It would be nice if all employers gave each employee a sense of purpose and clear criteria against which to evaluate their own performance. Since that seems unlikely, the next best thing is to own your own work. "I was tasked with finding X" is not a compelling reason to do anything. Find a reason that makes senses to you, a reason that will move you toward your own bigger picture goals or that will satisfy your own values.

This isn't just a matter of 'feeling better' when you have a reason for the work you do (although there's evidence that is important). When you are clear about what you want to change in the world as a result of your work, your whole mind becomes involved in making that happen. You're not just motivated to work harder: you're motivated to work smarter. You make connections and innovations because your brain is all fired up.

Get yours fired up. Find a reason for your work and make it vivid and compelling and tangible.

Thursday, September 10, 2015

What do you want more of in your life?


When you ask yourself: "What do I want more of?" the first answer that comes to mind is often something like "vacations!" It's easy to want more time away, more adventures to beautiful places, more freedom.

Yes. All good. And yet, how does that change what you are doing in the next hour?  When you think "What do I want more of in this day?" the answers change. For me, the answers are:

  • more wonderfully engaging connections and conversations
  • more control over my state and my choices
  • more focus and more energy so that I can accomplish more
And all of these are achievable. I have the knowledge and the resources to seek out better connections, to choose better experiences for myself, to take care of mind and body so that I have the energy I need to do what I want to do. Every step is a simple step, and still it is hard. Still the road has curves and bumps that make it easy to say "I can't. I won't. It's not my fault."

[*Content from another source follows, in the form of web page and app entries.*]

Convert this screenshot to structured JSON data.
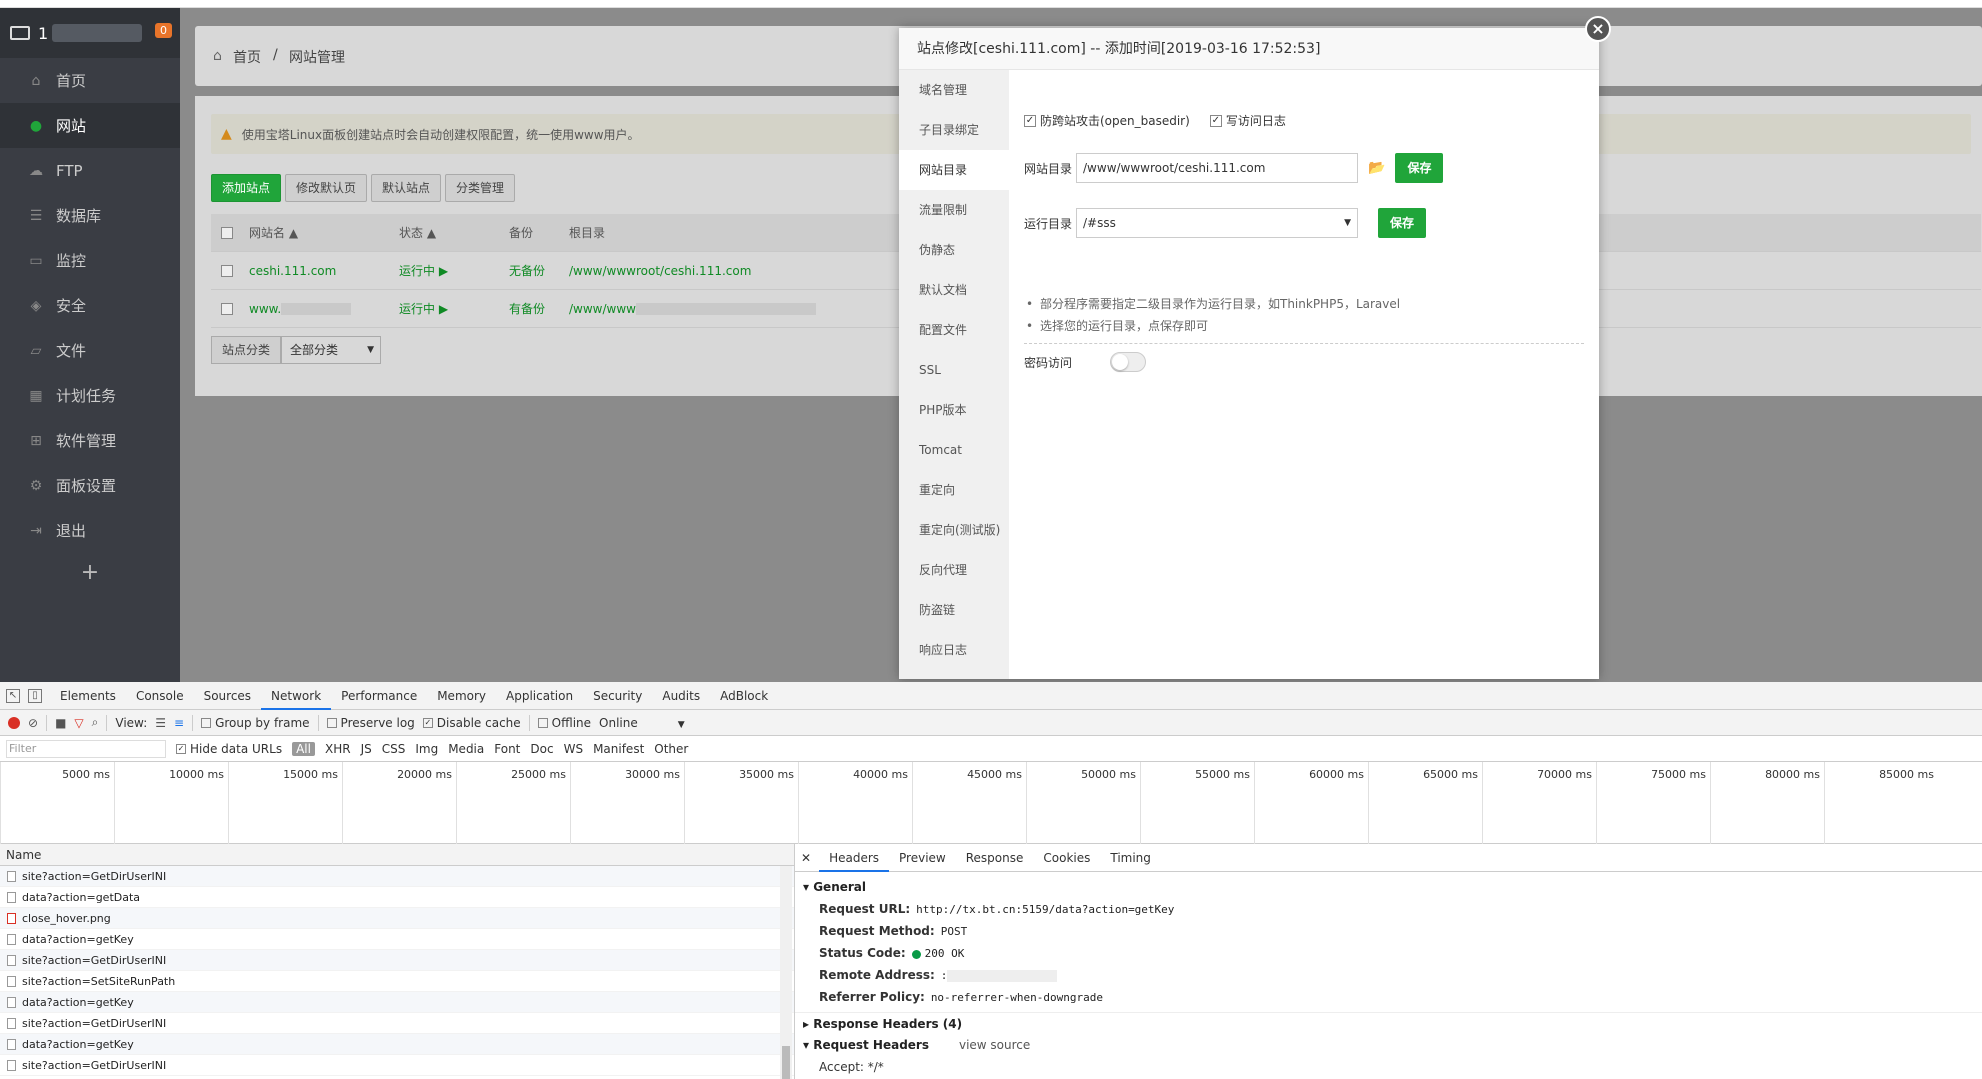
{
  "sidebar": {
    "title": "1",
    "badge": "0",
    "items": [
      {
        "label": "首页",
        "icon": "home-icon"
      },
      {
        "label": "网站",
        "icon": "globe-icon"
      },
      {
        "label": "FTP",
        "icon": "ftp-icon"
      },
      {
        "label": "数据库",
        "icon": "database-icon"
      },
      {
        "label": "监控",
        "icon": "monitor-icon"
      },
      {
        "label": "安全",
        "icon": "shield-icon"
      },
      {
        "label": "文件",
        "icon": "folder-icon"
      },
      {
        "label": "计划任务",
        "icon": "calendar-icon"
      },
      {
        "label": "软件管理",
        "icon": "grid-icon"
      },
      {
        "label": "面板设置",
        "icon": "gear-icon"
      },
      {
        "label": "退出",
        "icon": "logout-icon"
      }
    ],
    "add": "+"
  },
  "breadcrumb": {
    "home": "首页",
    "sep": "/",
    "current": "网站管理"
  },
  "alert": "使用宝塔Linux面板创建站点时会自动创建权限配置，统一使用www用户。",
  "buttons": [
    "添加站点",
    "修改默认页",
    "默认站点",
    "分类管理"
  ],
  "table": {
    "headers": {
      "name": "网站名 ▲",
      "status": "状态 ▲",
      "backup": "备份",
      "root": "根目录"
    },
    "rows": [
      {
        "name": "ceshi.111.com",
        "status": "运行中 ▶",
        "backup": "无备份",
        "root": "/www/wwwroot/ceshi.111.com"
      },
      {
        "name": "www.",
        "status": "运行中 ▶",
        "backup": "有备份",
        "root": "/www/www"
      }
    ]
  },
  "filter": {
    "label": "站点分类",
    "value": "全部分类"
  },
  "modal": {
    "title": "站点修改[ceshi.111.com] -- 添加时间[2019-03-16 17:52:53]",
    "close": "×",
    "nav": [
      "域名管理",
      "子目录绑定",
      "网站目录",
      "流量限制",
      "伪静态",
      "默认文档",
      "配置文件",
      "SSL",
      "PHP版本",
      "Tomcat",
      "重定向",
      "重定向(测试版)",
      "反向代理",
      "防盗链",
      "响应日志"
    ],
    "check1": "防跨站攻击(open_basedir)",
    "check2": "写访问日志",
    "site_dir_label": "网站目录",
    "site_dir_value": "/www/wwwroot/ceshi.111.com",
    "save": "保存",
    "run_dir_label": "运行目录",
    "run_dir_value": "/#sss",
    "tips": [
      "部分程序需要指定二级目录作为运行目录，如ThinkPHP5，Laravel",
      "选择您的运行目录，点保存即可"
    ],
    "password_label": "密码访问"
  },
  "devtools": {
    "tabs": [
      "Elements",
      "Console",
      "Sources",
      "Network",
      "Performance",
      "Memory",
      "Application",
      "Security",
      "Audits",
      "AdBlock"
    ],
    "toolbar": {
      "view": "View:",
      "group": "Group by frame",
      "preserve": "Preserve log",
      "disable": "Disable cache",
      "offline": "Offline",
      "online": "Online"
    },
    "filter": {
      "placeholder": "Filter",
      "hide": "Hide data URLs",
      "types": [
        "All",
        "XHR",
        "JS",
        "CSS",
        "Img",
        "Media",
        "Font",
        "Doc",
        "WS",
        "Manifest",
        "Other"
      ]
    },
    "ticks": [
      "5000 ms",
      "10000 ms",
      "15000 ms",
      "20000 ms",
      "25000 ms",
      "30000 ms",
      "35000 ms",
      "40000 ms",
      "45000 ms",
      "50000 ms",
      "55000 ms",
      "60000 ms",
      "65000 ms",
      "70000 ms",
      "75000 ms",
      "80000 ms",
      "85000 ms"
    ],
    "name_header": "Name",
    "requests": [
      "site?action=GetDirUserINI",
      "data?action=getData",
      "close_hover.png",
      "data?action=getKey",
      "site?action=GetDirUserINI",
      "site?action=SetSiteRunPath",
      "data?action=getKey",
      "site?action=GetDirUserINI",
      "data?action=getKey",
      "site?action=GetDirUserINI"
    ],
    "detail_tabs": [
      "Headers",
      "Preview",
      "Response",
      "Cookies",
      "Timing"
    ],
    "general": "General",
    "kv": [
      {
        "k": "Request URL:",
        "v": "http://tx.bt.cn:5159/data?action=getKey"
      },
      {
        "k": "Request Method:",
        "v": "POST"
      },
      {
        "k": "Status Code:",
        "v": "200 OK"
      },
      {
        "k": "Remote Address:",
        "v": ":"
      },
      {
        "k": "Referrer Policy:",
        "v": "no-referrer-when-downgrade"
      }
    ],
    "response_headers": "Response Headers (4)",
    "request_headers": "Request Headers",
    "view_source": "view source",
    "accept": "Accept: */*"
  }
}
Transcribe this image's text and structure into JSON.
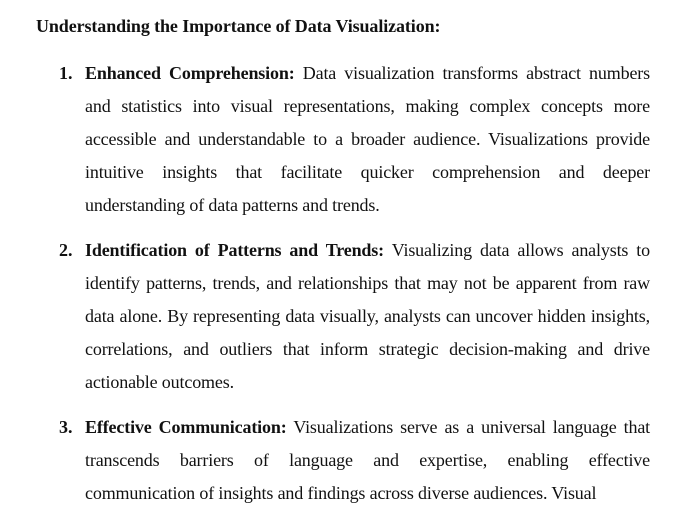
{
  "document": {
    "heading": "Understanding the Importance of Data Visualization:",
    "items": [
      {
        "number": "1.",
        "term": "Enhanced Comprehension:",
        "text": "Data visualization transforms abstract numbers and statistics into visual representations, making complex concepts more accessible and understandable to a broader audience. Visualizations provide intuitive insights that facilitate quicker comprehension and deeper understanding of data patterns and trends."
      },
      {
        "number": "2.",
        "term": "Identification of Patterns and Trends:",
        "text": "Visualizing data allows analysts to identify patterns, trends, and relationships that may not be apparent from raw data alone. By representing data visually, analysts can uncover hidden insights, correlations, and outliers that inform strategic decision-making and drive actionable outcomes."
      },
      {
        "number": "3.",
        "term": "Effective Communication:",
        "text": "Visualizations serve as a universal language that transcends barriers of language and expertise, enabling effective communication of insights and findings across diverse audiences. Visual"
      }
    ]
  }
}
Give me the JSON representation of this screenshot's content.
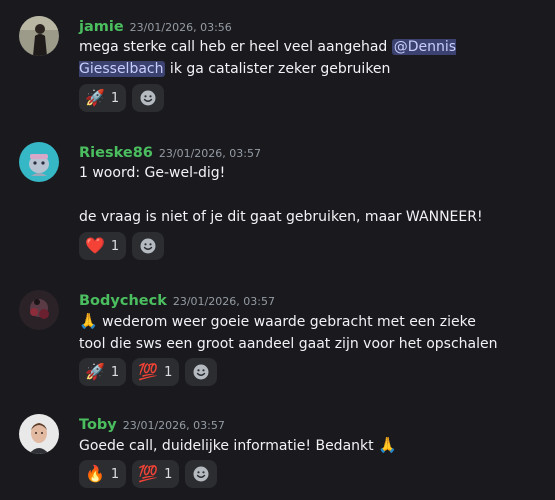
{
  "messages": [
    {
      "author": "jamie",
      "timestamp": "23/01/2026, 03:56",
      "text_before": "mega sterke call heb er heel veel aangehad ",
      "mention": "@Dennis Giesselbach",
      "text_after": " ik ga catalister zeker gebruiken",
      "reactions": [
        {
          "emoji": "🚀",
          "count": "1"
        }
      ]
    },
    {
      "author": "Rieske86",
      "timestamp": "23/01/2026, 03:57",
      "line1": "1 woord: Ge-wel-dig!",
      "line2": "de vraag is niet of je dit gaat gebruiken, maar WANNEER!",
      "reactions": [
        {
          "emoji": "❤️",
          "count": "1"
        }
      ]
    },
    {
      "author": "Bodycheck",
      "timestamp": "23/01/2026, 03:57",
      "emoji_lead": "🙏",
      "text": " wederom weer goeie waarde gebracht met een zieke tool die sws een groot aandeel gaat zijn voor het opschalen",
      "reactions": [
        {
          "emoji": "🚀",
          "count": "1"
        },
        {
          "emoji": "💯",
          "count": "1"
        }
      ]
    },
    {
      "author": "Toby",
      "timestamp": "23/01/2026, 03:57",
      "text": "Goede call, duidelijke informatie! Bedankt ",
      "emoji_trail": "🙏",
      "reactions": [
        {
          "emoji": "🔥",
          "count": "1"
        },
        {
          "emoji": "💯",
          "count": "1"
        }
      ]
    }
  ],
  "colors": {
    "author": "#4bbf5f",
    "mention_bg": "#3c4270",
    "reaction_bg": "#2b2d31"
  }
}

Choice is not an event. It's a practice. Like meditation or going to the gym, it's easier some days than others. Like meditation or going to the gym, it's helped by a good guide and good friends. We all want more choice - it's the common denominator of all wants.

Achieving choice is not luck and it is not talent and it is not connections. It's facing the fact, moment by moment, that you already have choices. Making them on purpose is the stuff that makes lives worth living.